SEFS Director Tom DeLuca

Week 4: April 21
“Does shoreline development impact herring in Puget Sound?”
Tessa Francis, lead ecosystem ecologist
Puget Sound Institute, UW Tacoma

Week 5: April 28
“Effects of land use on the predictability of land-atmosphere fluxes and moisture transport in the North American monsoon region”
Dr. Ted Bohn, School of Earth and Space Exploration
Arizona State University

Week 6: May 5
“Carbon storage in terrestrial systems inferred from riverine chemistry”
Dr. Erin Martin, The Evergreen State College

Week 7: May 12
“Global watershed management tools”
Professor Jeff Richey, UW School of Oceanography
Adjunct Professor, Quaternary Research Center, Civil and Environmental Engineering

Week 8: May 19
“Sediment and chemical loading from the Green River watershed to the Lower Duwamish Waterway Superfund site”
Kathleen Conn, hydrologist, USGS

Week 9: May 26
“Hama Hama Seafood Co.: What resource management and conservation means for a sustainable seafood business in Puget Sound”
Lissa James Monberg, Hama Hama Seafood Co.

Week 10: June 2
“Lake Washington Ship Canal and current water management operations”
Kenneth Brettmann, senior water manager, Western Washington
Water Management Section, Army Corps of Engineers, Seattle District

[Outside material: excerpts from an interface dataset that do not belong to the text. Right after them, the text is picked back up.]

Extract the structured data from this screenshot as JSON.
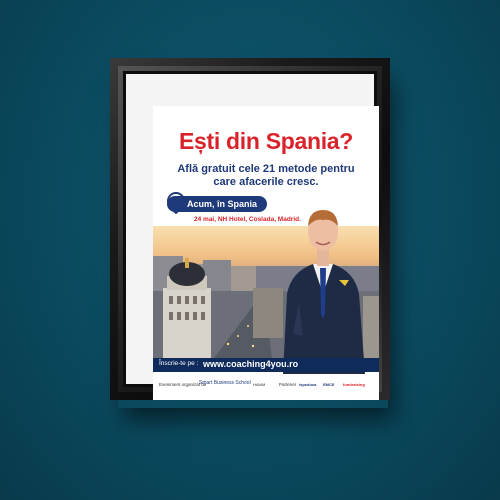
{
  "poster": {
    "headline": "Ești din Spania?",
    "subheadline": "Află gratuit cele 21 metode pentru care afacerile cresc.",
    "location_badge": "Acum, în Spania",
    "event_detail": "24 mai, NH Hotel, Coslada, Madrid.",
    "cta_label": "Înscrie-te pe :",
    "cta_url": "www.coaching4you.ro",
    "footer": {
      "organizer_label": "Eveniment organizat de",
      "organizer_brand": "Smart Business School",
      "organizer_small": "HAMM",
      "partner_label": "Partener",
      "sponsors": [
        "ispeduca",
        "EMCE",
        "fundraising"
      ]
    }
  },
  "colors": {
    "background": "#0b4a5f",
    "headline": "#d9232a",
    "brand_blue": "#1f3a7a",
    "cta_bar": "#0e2b5c",
    "frame": "#111111"
  },
  "icons": [
    "location-pin-icon"
  ]
}
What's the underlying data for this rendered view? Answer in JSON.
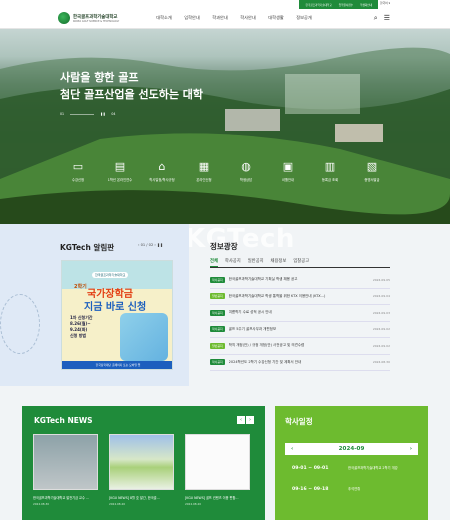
{
  "topbar": {
    "util_links": [
      "한국골프과학기술대학교",
      "입학원서접수",
      "학생회안내"
    ],
    "lang": "한국어 ▾"
  },
  "header": {
    "logo_kor": "한국골프과학기술대학교",
    "logo_eng": "KOREA GOLF SCIENCE & TECHNOLOGY",
    "nav": [
      "대학소개",
      "입학안내",
      "학과안내",
      "학사안내",
      "대학생활",
      "정보공개"
    ],
    "search_icon": "search-icon",
    "menu_icon": "hamburger-icon"
  },
  "hero": {
    "headline_1": "사람을 향한 골프",
    "headline_2": "첨단 골프산업을 선도하는 대학",
    "pager_current": "01",
    "pager_total": "04",
    "quick_links": [
      {
        "label": "수강신청",
        "icon": "monitor-icon"
      },
      {
        "label": "1학년 온라인연수",
        "icon": "book-icon"
      },
      {
        "label": "학사일정/학사규정",
        "icon": "graduation-cap-icon"
      },
      {
        "label": "온라인신청",
        "icon": "clipboard-icon"
      },
      {
        "label": "학생상담",
        "icon": "chat-icon"
      },
      {
        "label": "셔틀안내",
        "icon": "bus-icon"
      },
      {
        "label": "등록금 조회",
        "icon": "calculator-icon"
      },
      {
        "label": "증명서발급",
        "icon": "certificate-icon"
      }
    ]
  },
  "watermark": "KGTech",
  "notice": {
    "title": "KGTech 알림판",
    "counter": "01 / 02",
    "banner": {
      "caption": "한국골프과학기술대학교",
      "year": "2학기",
      "big_1": "국가장학금",
      "big_2": "지금 바로 신청",
      "left_text": "1차 신청기간\n8.26(월)~\n9.24(화)\n신청 방법",
      "footer": "한국장학재단 홈페이지 또는 모바일 앱"
    }
  },
  "info": {
    "title": "정보광장",
    "tabs": [
      "전체",
      "학사공지",
      "일반공지",
      "채용정보",
      "입찰공고"
    ],
    "items": [
      {
        "tag": "학사공지",
        "title": "한국골프과학기술대학교 기획실 학생 채용 공고",
        "date": "2024.09.05",
        "alt": false
      },
      {
        "tag": "일반공지",
        "title": "한국골프과학기술대학교 학생 통학을 위한 KTX 이용안내 (KTX...)",
        "date": "2024.09.04",
        "alt": true
      },
      {
        "tag": "학사공지",
        "title": "여름학기 수료 성적 공시 안내",
        "date": "2024.09.03",
        "alt": false
      },
      {
        "tag": "학사공지",
        "title": "골프 5주기 골프사무과 개편정보",
        "date": "2024.09.02",
        "alt": false
      },
      {
        "tag": "일반공지",
        "title": "학칙 개정(안) / 규정 개정(안) 사전공고 및 의견수렴",
        "date": "2024.09.02",
        "alt": true
      },
      {
        "tag": "학사공지",
        "title": "2024학년도 2학기 수강신청 기간 및 계획서 안내",
        "date": "2024.08.30",
        "alt": false
      }
    ]
  },
  "news": {
    "title": "KGTech NEWS",
    "prev": "‹",
    "next": "›",
    "cards": [
      {
        "caption": "한국골프과학기술대학교 발전기금 교수 ...",
        "date": "2024.08.30"
      },
      {
        "caption": "[KGU NEWS] 8월 호 발간, 한국골...",
        "date": "2024.08.26"
      },
      {
        "caption": "[KGU NEWS] 골프 컨텐츠 이용 편합...",
        "date": "2024.08.20"
      }
    ]
  },
  "schedule": {
    "title": "학사일정",
    "month": "2024-09",
    "prev": "‹",
    "next": "›",
    "events": [
      {
        "date": "09-01 ~ 09-01",
        "text": "한국골프과학기술대학교 2학기 개강"
      },
      {
        "date": "09-16 ~ 09-18",
        "text": "추석연휴"
      }
    ]
  },
  "colors": {
    "primary_green": "#1f8b3a",
    "light_green": "#6dbb2f",
    "notice_bg": "#dfe9f6"
  }
}
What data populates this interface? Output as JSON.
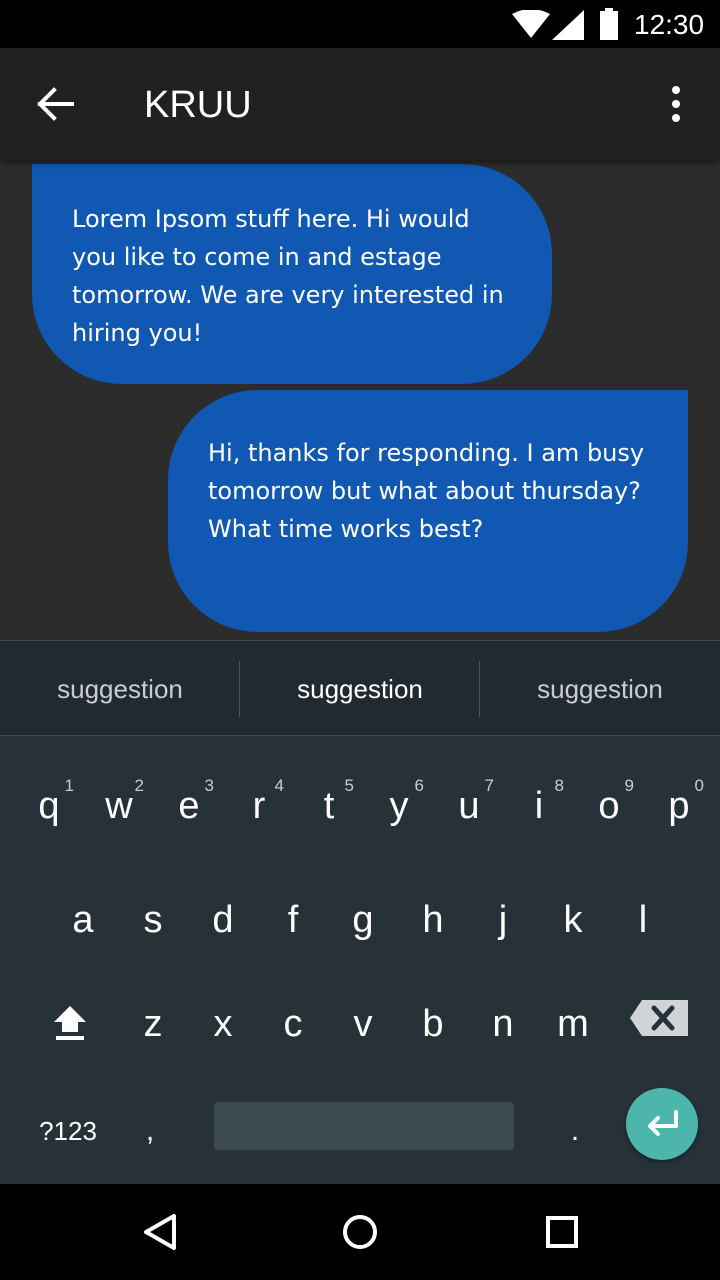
{
  "status_bar": {
    "time": "12:30",
    "icons": [
      "wifi-icon",
      "signal-icon",
      "battery-icon"
    ]
  },
  "app_bar": {
    "title": "KRUU",
    "back_icon": "arrow-back-icon",
    "menu_icon": "more-vert-icon"
  },
  "messages": [
    {
      "direction": "incoming",
      "text": "Lorem Ipsom stuff here. Hi would you like to come in and estage tomorrow. We are very interested in hiring you!"
    },
    {
      "direction": "outgoing",
      "text": "Hi, thanks for responding. I am busy tomorrow but what about thursday? What time works best?"
    }
  ],
  "suggestions": [
    "suggestion",
    "suggestion",
    "suggestion"
  ],
  "keyboard": {
    "row1": [
      {
        "key": "q",
        "num": "1"
      },
      {
        "key": "w",
        "num": "2"
      },
      {
        "key": "e",
        "num": "3"
      },
      {
        "key": "r",
        "num": "4"
      },
      {
        "key": "t",
        "num": "5"
      },
      {
        "key": "y",
        "num": "6"
      },
      {
        "key": "u",
        "num": "7"
      },
      {
        "key": "i",
        "num": "8"
      },
      {
        "key": "o",
        "num": "9"
      },
      {
        "key": "p",
        "num": "0"
      }
    ],
    "row2": [
      "a",
      "s",
      "d",
      "f",
      "g",
      "h",
      "j",
      "k",
      "l"
    ],
    "row3": [
      "z",
      "x",
      "c",
      "v",
      "b",
      "n",
      "m"
    ],
    "symbols_label": "?123",
    "comma_label": ",",
    "period_label": ".",
    "shift_icon": "shift-icon",
    "backspace_icon": "backspace-icon",
    "enter_icon": "enter-icon"
  },
  "colors": {
    "bubble": "#1158b3",
    "chat_background": "#2c2c2c",
    "app_bar": "#212121",
    "keyboard": "#263238",
    "enter_key": "#4db6ac"
  },
  "nav_bar": {
    "icons": [
      "back-triangle-icon",
      "home-circle-icon",
      "recents-square-icon"
    ]
  }
}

SEFS Seminar Series: Spring 2015

In case your seminar withdrawal symptoms start setting in early, we’ve got you covered! Check out the fantastic line-up for the SEFS Seminar Series this spring, which kicks off in just three weeks on Wednesday, April 1!

Once again, the seminars will be held on Wednesdays from 3:30 to 4:20 p.m. in Anderson 223, and we’ll host a casual reception in the Forest Club Room after the first seminar of each month (April 1, May 6 and June 3). Students can register to take the seminar for course credit as SEFS 529A.

So mark your calendars and come out for as many talks as you can!

SEFS Seminar - Spring 2015Week 1: April 1*
“Where on Earth are we going: health risks of climate change”        
Professor Kris Ebi, UW Department of Global Health

Week 2: April 8
“Innovations in the forest products industry and the role of a scientist/engineer”
Amar Neogi
Research Scientist, Weyerhaeuser Company

Week 3: April 15
“How green is a building? Using life-cycle assessment to quantify the environmental impact of construction”
Professor Kate Simonen
UW Department of Architecture

Week 4: April 22
“Social media as data on impacts of environmental change on nature-based tourism and recreation”
Spencer Wood
Senior Scientist, Natural Capital Project

Week 5: April 29
“Remote sensing perspectives on climate-induced physiological stress in western forests”
Warren Cohen
Research Forester, U.S. Forest Service

Week 6: May 6*
“Assessing ecological resilience and adaptive governance in regional scale water systems”
Professor Lance Gunderson
Emory University, Department of Environmental Sciences

Week 7: May 13
“The importance of water, climate change and water policy for potential biorefineries in Washington State”
Professor Renata Bura, SEFS

Week 8: May 20
“Fires on the hills, fires in the forests: Peri-urban and wildland fire regimes in Mediterranean-type ecosystems and climates”
Professor Jack Hayes
Kwantlen Polytechnic University, British Columbia

Week 9: May 27
“A mixed species clearcut silviculture system to restore native species composition and structure of old-growth forests in western Washington”
Professor Greg Ettl, SEFS

Week 10: June 3*
“Site Work: Community Design Engagement—the Forks RAC Project”
Professor Rob Corser
UW Department of Architecture

* Indicates reception after seminar